A List is an ordered collection of elements (also known as sequence). List interface implements Collection interface. Lists can store duplicate elements and allows indexed access to its element.
ArrayList and LinkedList are two classes of the Java Collection Framework used for storing lists of object references.
List arr = new ArrayList();
List ll = new LinkedList();
ArrayList is a resizable-array implementation of the List interface.
LinkedList is a doubly linked list implementation of the List interface.
Random access in an ArrayList has a fixed time where as in LinkedList time to do a random access is proportional to the size of the list.
LinkedList does not implements the RandomAccess interface, where as ArrayList implements the RandomAccess interface.
Time Complexity of various operations:
Adding (or removing) an element in an ArrayList involves moving of all the existing elements back (or forward) by one place requiring lot of copying and has a cost that’s proportional to the list size.

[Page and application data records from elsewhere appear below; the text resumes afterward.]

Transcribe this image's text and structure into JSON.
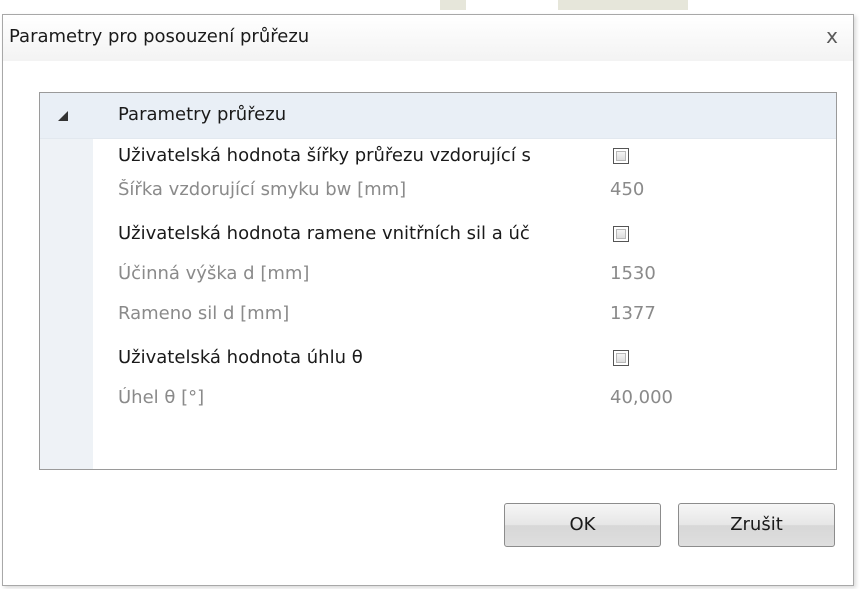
{
  "dialog": {
    "title": "Parametry pro posouzení průřezu",
    "close_glyph": "x"
  },
  "grid": {
    "category": {
      "label": "Parametry průřezu",
      "expanded": true
    },
    "rows": [
      {
        "label": "Uživatelská hodnota šířky průřezu vzdorující s",
        "type": "checkbox",
        "checked": false,
        "disabled": false
      },
      {
        "label": "Šířka vzdorující smyku bw [mm]",
        "type": "value",
        "value": "450",
        "disabled": true
      },
      {
        "label": "Uživatelská hodnota ramene vnitřních sil a úč",
        "type": "checkbox",
        "checked": false,
        "disabled": false
      },
      {
        "label": "Účinná výška d [mm]",
        "type": "value",
        "value": "1530",
        "disabled": true
      },
      {
        "label": "Rameno sil d [mm]",
        "type": "value",
        "value": "1377",
        "disabled": true
      },
      {
        "label": "Uživatelská hodnota úhlu θ",
        "type": "checkbox",
        "checked": false,
        "disabled": false
      },
      {
        "label": "Úhel θ [°]",
        "type": "value",
        "value": "40,000",
        "disabled": true
      }
    ]
  },
  "buttons": {
    "ok_label": "OK",
    "cancel_label": "Zrušit"
  }
}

Adding (or removing) an element in a LinkedList means allocating (or deallocating) an internal record for the element and then realigning a couple of links and has a fixed cost.
Appending an element to an ArrayList typically involves setting an internal array location to the element reference, but occasionally results in the array being reallocated and has a fixed averaged cost.
Appending an element to a LinkedList just involves allocating an internal object and the cost is uniform.
An ArrayList has space overhead as the list of objects has to be preallocated which means empty elements at the end of the list.
A LinkedList has space overhead for storing the references to the previous and next element in the list for every element.
Consider the following code examples for traversing a LinkedList:
the above code example would be would be very slow as LinkedList does not support random access and there is a huge overhead while travesing for each iteration.
Better approach would be to used the following code instead for improved performance.